He's mastered the scoring part of the game. No one can consistently stay in front of him in isolation; he's an elite 3-point shooter — including one of the best deep 3 marksmen in the game; and his handle allows him to get to pretty much any spot he wants. Those skills have allowed Mitchell to put up some monster numbers, but they haven't yet led to the ultimate team success.
For the Jazz to breakthrough, it's up to Mitchell to expand his game. It's up to him to not just be an All-Star player but an All-NBA one. It's up to him to not just be an elite scorer but an elite all-around player.
Mitchell hasn't shied away from that.
He's used the preseason, when players of his status can often afford to meander through plays, quarters and even games without much fear of retribution, to set a new standard for himself defensively. He's taken it on himself to stay in front of his man, tried to create turnovers and urgently rotate.
Most important of all, he showed extra effort.
Mitchell played on one leg by the end of last season, but it showed just how crucial every man was to the Jazz defense. Rudy Gobert can cover up a lot of warts, but he can't be in multiple places at the same time. When the Jazz couldn't stay in front of the Clippers' guards, Gobert was forced to the rim to stop layups. That led to wide open 3 after wide open 3, and the Jazz lost four straight.
While he was far from the only culprit, those struggles started with Mitchell.
"Defensively, I think he's got better and better," Joe Ingles said. "I think there's probably another level there for him that he wants to take."
Mitchell came into the league with buzz about his ability to defend on the perimeter. While his athleticism and long wingspan give him some advantages on that end, his heavy workload offensively has often led the Jazz to preserve his energy. Knowing this, Mitchell put in extra work trying to strengthen his legs so they could better hold up over the course of an 82-game season.
His offensive game can help there, too.
When asked what the next level would look like for him, Mitchell said the biggest thing would be efficiency — he wasn't just talking about his field goal percentage.

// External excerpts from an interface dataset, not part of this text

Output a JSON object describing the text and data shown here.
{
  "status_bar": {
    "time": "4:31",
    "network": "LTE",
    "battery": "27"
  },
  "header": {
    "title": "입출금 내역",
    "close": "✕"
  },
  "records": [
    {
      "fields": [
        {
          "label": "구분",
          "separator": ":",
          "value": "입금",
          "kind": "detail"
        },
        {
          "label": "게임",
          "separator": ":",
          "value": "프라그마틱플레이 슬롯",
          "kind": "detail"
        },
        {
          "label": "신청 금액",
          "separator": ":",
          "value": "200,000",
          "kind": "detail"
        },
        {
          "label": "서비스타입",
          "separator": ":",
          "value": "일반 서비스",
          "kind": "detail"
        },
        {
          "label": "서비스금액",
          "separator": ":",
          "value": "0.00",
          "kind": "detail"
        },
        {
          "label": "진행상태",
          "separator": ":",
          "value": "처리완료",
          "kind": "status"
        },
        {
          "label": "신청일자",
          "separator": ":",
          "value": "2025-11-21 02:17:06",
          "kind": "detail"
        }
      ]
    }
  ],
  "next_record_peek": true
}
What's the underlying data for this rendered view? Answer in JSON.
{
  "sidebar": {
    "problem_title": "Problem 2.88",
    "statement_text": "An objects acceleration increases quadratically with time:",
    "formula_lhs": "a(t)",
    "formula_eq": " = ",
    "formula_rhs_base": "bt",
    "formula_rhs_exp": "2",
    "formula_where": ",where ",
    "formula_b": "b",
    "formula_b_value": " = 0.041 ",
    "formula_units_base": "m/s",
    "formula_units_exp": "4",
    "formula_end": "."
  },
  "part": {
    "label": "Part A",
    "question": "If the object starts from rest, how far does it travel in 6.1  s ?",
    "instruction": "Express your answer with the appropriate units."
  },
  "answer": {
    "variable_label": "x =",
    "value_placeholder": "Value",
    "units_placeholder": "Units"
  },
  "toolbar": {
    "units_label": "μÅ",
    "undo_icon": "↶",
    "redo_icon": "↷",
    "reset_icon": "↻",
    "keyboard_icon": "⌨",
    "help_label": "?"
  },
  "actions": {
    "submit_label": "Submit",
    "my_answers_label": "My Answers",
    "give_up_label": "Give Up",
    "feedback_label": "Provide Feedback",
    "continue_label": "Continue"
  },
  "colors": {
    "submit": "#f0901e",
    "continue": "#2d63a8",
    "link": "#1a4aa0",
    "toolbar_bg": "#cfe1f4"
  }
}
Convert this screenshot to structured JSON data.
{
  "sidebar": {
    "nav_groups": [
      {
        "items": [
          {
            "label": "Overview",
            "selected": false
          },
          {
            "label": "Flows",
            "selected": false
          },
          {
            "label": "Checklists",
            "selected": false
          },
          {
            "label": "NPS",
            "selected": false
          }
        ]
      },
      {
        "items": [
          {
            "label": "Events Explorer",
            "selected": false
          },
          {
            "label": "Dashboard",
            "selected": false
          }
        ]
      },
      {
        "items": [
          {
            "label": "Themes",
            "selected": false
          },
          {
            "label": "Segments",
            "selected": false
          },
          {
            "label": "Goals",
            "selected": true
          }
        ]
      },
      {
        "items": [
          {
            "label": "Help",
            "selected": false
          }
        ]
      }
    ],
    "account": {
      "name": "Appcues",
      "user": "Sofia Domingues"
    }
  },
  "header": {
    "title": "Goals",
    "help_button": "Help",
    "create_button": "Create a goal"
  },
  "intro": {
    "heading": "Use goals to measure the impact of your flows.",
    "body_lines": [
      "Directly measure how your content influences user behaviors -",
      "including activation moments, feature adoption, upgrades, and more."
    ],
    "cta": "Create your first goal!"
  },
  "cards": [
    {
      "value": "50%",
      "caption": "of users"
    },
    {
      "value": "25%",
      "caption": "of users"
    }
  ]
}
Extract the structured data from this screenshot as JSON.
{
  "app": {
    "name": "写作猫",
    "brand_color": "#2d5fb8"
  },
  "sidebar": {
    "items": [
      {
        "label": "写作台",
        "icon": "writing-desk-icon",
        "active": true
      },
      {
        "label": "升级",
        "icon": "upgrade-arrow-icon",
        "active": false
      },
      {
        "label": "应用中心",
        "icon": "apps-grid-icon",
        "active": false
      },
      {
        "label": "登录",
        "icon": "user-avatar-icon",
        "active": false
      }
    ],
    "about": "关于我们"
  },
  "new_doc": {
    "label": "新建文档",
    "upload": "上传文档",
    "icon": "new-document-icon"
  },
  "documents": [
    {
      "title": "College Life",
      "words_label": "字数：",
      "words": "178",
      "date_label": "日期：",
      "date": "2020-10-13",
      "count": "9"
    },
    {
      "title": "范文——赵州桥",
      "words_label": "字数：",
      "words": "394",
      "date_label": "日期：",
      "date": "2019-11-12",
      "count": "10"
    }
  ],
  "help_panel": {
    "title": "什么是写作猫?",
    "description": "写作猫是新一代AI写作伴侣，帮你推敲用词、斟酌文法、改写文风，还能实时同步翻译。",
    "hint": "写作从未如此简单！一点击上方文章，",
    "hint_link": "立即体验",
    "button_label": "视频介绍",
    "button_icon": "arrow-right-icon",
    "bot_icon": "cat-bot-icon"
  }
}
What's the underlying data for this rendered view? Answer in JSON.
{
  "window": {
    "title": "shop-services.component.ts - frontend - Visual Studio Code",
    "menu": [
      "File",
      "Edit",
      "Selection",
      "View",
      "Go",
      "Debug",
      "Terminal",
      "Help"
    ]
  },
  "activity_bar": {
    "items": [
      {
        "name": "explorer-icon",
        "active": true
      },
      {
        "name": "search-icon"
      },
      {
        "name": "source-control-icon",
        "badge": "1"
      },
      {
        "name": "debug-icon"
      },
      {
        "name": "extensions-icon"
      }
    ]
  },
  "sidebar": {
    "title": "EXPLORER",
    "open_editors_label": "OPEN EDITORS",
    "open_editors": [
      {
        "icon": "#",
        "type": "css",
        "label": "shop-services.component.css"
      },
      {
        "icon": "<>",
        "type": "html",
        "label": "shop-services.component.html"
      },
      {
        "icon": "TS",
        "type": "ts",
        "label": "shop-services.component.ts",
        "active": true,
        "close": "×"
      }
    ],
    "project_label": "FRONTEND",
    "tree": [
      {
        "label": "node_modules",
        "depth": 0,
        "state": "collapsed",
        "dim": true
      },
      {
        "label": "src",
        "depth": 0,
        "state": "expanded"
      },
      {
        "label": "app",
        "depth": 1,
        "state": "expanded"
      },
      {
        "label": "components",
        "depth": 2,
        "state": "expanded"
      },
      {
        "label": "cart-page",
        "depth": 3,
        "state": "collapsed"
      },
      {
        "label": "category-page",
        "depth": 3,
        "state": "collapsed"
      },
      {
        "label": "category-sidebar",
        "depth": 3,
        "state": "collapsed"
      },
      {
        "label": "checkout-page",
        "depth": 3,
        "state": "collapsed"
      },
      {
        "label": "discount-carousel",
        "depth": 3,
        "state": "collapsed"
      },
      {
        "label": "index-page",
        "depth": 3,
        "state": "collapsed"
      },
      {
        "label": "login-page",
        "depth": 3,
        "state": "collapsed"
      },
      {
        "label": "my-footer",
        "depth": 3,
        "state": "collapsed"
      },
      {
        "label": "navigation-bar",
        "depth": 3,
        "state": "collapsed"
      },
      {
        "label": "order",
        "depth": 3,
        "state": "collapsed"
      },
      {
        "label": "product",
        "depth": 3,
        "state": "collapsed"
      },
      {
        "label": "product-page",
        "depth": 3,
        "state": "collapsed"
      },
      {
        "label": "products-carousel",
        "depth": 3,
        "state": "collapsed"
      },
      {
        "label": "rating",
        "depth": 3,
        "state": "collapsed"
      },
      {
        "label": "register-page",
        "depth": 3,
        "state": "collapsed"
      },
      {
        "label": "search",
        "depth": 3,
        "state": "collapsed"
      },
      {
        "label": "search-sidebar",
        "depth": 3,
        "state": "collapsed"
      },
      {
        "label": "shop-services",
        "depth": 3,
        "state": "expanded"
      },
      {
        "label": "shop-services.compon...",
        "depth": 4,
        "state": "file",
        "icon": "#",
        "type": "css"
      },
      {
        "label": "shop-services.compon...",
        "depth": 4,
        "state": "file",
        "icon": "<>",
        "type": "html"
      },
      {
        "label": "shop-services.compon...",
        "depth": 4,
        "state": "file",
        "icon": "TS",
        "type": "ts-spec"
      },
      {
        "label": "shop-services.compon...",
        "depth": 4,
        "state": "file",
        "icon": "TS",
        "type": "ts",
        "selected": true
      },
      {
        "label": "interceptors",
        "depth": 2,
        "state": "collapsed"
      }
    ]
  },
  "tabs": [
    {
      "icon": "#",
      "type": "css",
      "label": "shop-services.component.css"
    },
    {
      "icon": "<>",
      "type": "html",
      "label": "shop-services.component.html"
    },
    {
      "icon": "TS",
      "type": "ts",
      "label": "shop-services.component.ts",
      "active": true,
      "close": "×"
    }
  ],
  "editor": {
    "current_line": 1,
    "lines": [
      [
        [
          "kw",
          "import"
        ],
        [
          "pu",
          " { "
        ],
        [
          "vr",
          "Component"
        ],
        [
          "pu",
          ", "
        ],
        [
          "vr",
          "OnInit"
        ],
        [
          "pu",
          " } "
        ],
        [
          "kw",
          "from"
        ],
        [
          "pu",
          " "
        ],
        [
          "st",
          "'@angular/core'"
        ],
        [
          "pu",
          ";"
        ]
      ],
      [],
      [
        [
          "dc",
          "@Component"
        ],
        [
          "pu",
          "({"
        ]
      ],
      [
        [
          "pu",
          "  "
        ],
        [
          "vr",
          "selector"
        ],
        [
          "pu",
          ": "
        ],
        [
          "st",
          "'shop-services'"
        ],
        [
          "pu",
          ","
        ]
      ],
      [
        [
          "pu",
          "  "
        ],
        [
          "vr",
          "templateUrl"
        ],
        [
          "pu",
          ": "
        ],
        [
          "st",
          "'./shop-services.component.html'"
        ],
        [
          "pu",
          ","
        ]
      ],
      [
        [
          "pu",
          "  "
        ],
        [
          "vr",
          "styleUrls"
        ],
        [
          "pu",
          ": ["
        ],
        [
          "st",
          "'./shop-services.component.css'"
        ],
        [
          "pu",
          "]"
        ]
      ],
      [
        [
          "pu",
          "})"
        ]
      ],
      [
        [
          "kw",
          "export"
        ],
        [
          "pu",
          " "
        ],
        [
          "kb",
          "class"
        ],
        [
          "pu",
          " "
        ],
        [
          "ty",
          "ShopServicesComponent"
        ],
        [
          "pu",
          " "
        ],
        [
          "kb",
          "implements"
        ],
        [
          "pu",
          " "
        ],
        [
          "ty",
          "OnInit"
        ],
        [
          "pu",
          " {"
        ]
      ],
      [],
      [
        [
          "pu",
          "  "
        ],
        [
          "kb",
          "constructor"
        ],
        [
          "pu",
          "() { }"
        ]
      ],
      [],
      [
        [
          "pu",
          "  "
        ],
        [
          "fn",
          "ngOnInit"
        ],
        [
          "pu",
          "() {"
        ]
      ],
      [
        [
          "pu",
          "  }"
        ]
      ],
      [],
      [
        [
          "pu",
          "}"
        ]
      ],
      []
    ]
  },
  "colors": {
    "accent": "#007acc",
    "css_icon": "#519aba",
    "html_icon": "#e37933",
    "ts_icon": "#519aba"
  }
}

Mitchell has slowly become a more cerebral player. The improvements over the years have been clear: He wastes less movements on dribble moves, he no longer drives into the lane without a plan, and he's looking to get into the lane to set up teammates and not just score.
"Passing is probably one of the most impressive things (that Mitchell's improved on)," Ingles said. "Not those like, 'look over here and throw there' (passes) but just in general like off double teams, reading the pick and roll or whatever it is."
But, Mitchell admits, there's still room for growth there, too. He's looked at Damian Lillard and how he controls the offense as an example of what he wants to be able to do. Another example he's using? Jazz part-owner Dwyane Wade when he was a young player in Miami. Wade's leap led to a title; Mitchell wants his to end the same way.
Mitchell's got another opportunity. He's trying to take advantage again.
"For us to get to that next level, I'm gonna have to take that jump," Mitchell said. "I'm ready for it — mentally, physically — so now I got to go out there and do it."